▶ **WHAT YOU ARE ASKED TO DO**
The entire listing below is to be reproduced exactly.

▶ **PROVIDED ENTRIES**
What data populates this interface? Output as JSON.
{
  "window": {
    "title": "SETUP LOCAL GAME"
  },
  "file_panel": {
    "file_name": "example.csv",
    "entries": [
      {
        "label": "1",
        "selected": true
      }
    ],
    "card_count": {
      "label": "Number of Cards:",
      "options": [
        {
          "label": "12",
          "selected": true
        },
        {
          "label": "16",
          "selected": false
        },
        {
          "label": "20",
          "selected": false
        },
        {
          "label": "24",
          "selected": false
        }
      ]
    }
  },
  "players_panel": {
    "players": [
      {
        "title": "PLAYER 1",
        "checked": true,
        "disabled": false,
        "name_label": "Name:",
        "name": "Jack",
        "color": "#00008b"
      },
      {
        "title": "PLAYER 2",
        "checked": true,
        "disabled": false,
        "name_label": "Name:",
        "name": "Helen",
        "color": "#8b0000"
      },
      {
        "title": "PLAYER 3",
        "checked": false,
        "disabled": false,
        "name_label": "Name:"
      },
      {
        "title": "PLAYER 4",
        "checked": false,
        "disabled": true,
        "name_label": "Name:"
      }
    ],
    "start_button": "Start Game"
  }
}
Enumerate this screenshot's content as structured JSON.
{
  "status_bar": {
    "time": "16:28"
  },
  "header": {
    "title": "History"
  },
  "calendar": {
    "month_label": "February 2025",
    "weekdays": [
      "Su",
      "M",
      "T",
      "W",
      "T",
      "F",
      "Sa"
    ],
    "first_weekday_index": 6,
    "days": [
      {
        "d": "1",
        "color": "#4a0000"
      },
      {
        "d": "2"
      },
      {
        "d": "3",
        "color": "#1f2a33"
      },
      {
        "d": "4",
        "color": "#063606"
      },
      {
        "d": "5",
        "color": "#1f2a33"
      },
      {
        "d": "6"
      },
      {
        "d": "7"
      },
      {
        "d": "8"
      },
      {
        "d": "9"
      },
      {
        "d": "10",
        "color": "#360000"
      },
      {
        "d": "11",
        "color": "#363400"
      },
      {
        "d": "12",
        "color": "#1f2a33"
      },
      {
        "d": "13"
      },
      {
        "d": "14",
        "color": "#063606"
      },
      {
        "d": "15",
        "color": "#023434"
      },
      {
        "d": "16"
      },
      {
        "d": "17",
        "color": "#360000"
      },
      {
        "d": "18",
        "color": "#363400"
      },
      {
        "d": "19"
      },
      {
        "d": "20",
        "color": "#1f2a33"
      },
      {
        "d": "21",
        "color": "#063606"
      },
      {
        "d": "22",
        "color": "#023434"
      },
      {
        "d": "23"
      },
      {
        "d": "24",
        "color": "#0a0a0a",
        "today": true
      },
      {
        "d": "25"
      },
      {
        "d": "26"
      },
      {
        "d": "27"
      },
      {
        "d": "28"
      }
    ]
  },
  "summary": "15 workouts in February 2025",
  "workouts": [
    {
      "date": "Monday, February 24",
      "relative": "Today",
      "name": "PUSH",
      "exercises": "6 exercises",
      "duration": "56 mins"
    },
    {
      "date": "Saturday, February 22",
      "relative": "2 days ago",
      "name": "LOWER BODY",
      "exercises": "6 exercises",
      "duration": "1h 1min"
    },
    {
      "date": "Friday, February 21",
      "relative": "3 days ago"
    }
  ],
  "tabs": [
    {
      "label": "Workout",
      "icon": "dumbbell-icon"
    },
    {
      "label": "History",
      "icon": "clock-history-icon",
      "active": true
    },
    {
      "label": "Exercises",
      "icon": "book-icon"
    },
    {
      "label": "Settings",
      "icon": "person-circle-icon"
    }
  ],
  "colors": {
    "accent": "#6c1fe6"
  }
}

▶ **TASK RESPONSE**
What data populates this interface? Output as JSON.
{
  "window": {
    "title": "SETUP LOCAL GAME"
  },
  "file_panel": {
    "file_name": "example.csv",
    "entries": [
      {
        "label": "1",
        "selected": true
      }
    ],
    "card_count": {
      "label": "Number of Cards:",
      "options": [
        {
          "label": "12",
          "selected": true
        },
        {
          "label": "16",
          "selected": false
        },
        {
          "label": "20",
          "selected": false
        },
        {
          "label": "24",
          "selected": false
        }
      ]
    }
  },
  "players_panel": {
    "players": [
      {
        "title": "PLAYER 1",
        "checked": true,
        "disabled": false,
        "name_label": "Name:",
        "name": "Jack",
        "color": "#00008b"
      },
      {
        "title": "PLAYER 2",
        "checked": true,
        "disabled": false,
        "name_label": "Name:",
        "name": "Helen",
        "color": "#8b0000"
      },
      {
        "title": "PLAYER 3",
        "checked": false,
        "disabled": false,
        "name_label": "Name:"
      },
      {
        "title": "PLAYER 4",
        "checked": false,
        "disabled": true,
        "name_label": "Name:"
      }
    ],
    "start_button": "Start Game"
  }
}
Enumerate this screenshot's content as structured JSON.
{
  "status_bar": {
    "time": "16:28"
  },
  "header": {
    "title": "History"
  },
  "calendar": {
    "month_label": "February 2025",
    "weekdays": [
      "Su",
      "M",
      "T",
      "W",
      "T",
      "F",
      "Sa"
    ],
    "first_weekday_index": 6,
    "days": [
      {
        "d": "1",
        "color": "#4a0000"
      },
      {
        "d": "2"
      },
      {
        "d": "3",
        "color": "#1f2a33"
      },
      {
        "d": "4",
        "color": "#063606"
      },
      {
        "d": "5",
        "color": "#1f2a33"
      },
      {
        "d": "6"
      },
      {
        "d": "7"
      },
      {
        "d": "8"
      },
      {
        "d": "9"
      },
      {
        "d": "10",
        "color": "#360000"
      },
      {
        "d": "11",
        "color": "#363400"
      },
      {
        "d": "12",
        "color": "#1f2a33"
      },
      {
        "d": "13"
      },
      {
        "d": "14",
        "color": "#063606"
      },
      {
        "d": "15",
        "color": "#023434"
      },
      {
        "d": "16"
      },
      {
        "d": "17",
        "color": "#360000"
      },
      {
        "d": "18",
        "color": "#363400"
      },
      {
        "d": "19"
      },
      {
        "d": "20",
        "color": "#1f2a33"
      },
      {
        "d": "21",
        "color": "#063606"
      },
      {
        "d": "22",
        "color": "#023434"
      },
      {
        "d": "23"
      },
      {
        "d": "24",
        "color": "#0a0a0a",
        "today": true
      },
      {
        "d": "25"
      },
      {
        "d": "26"
      },
      {
        "d": "27"
      },
      {
        "d": "28"
      }
    ]
  },
  "summary": "15 workouts in February 2025",
  "workouts": [
    {
      "date": "Monday, February 24",
      "relative": "Today",
      "name": "PUSH",
      "exercises": "6 exercises",
      "duration": "56 mins"
    },
    {
      "date": "Saturday, February 22",
      "relative": "2 days ago",
      "name": "LOWER BODY",
      "exercises": "6 exercises",
      "duration": "1h 1min"
    },
    {
      "date": "Friday, February 21",
      "relative": "3 days ago"
    }
  ],
  "tabs": [
    {
      "label": "Workout",
      "icon": "dumbbell-icon"
    },
    {
      "label": "History",
      "icon": "clock-history-icon",
      "active": true
    },
    {
      "label": "Exercises",
      "icon": "book-icon"
    },
    {
      "label": "Settings",
      "icon": "person-circle-icon"
    }
  ],
  "colors": {
    "accent": "#6c1fe6"
  }
}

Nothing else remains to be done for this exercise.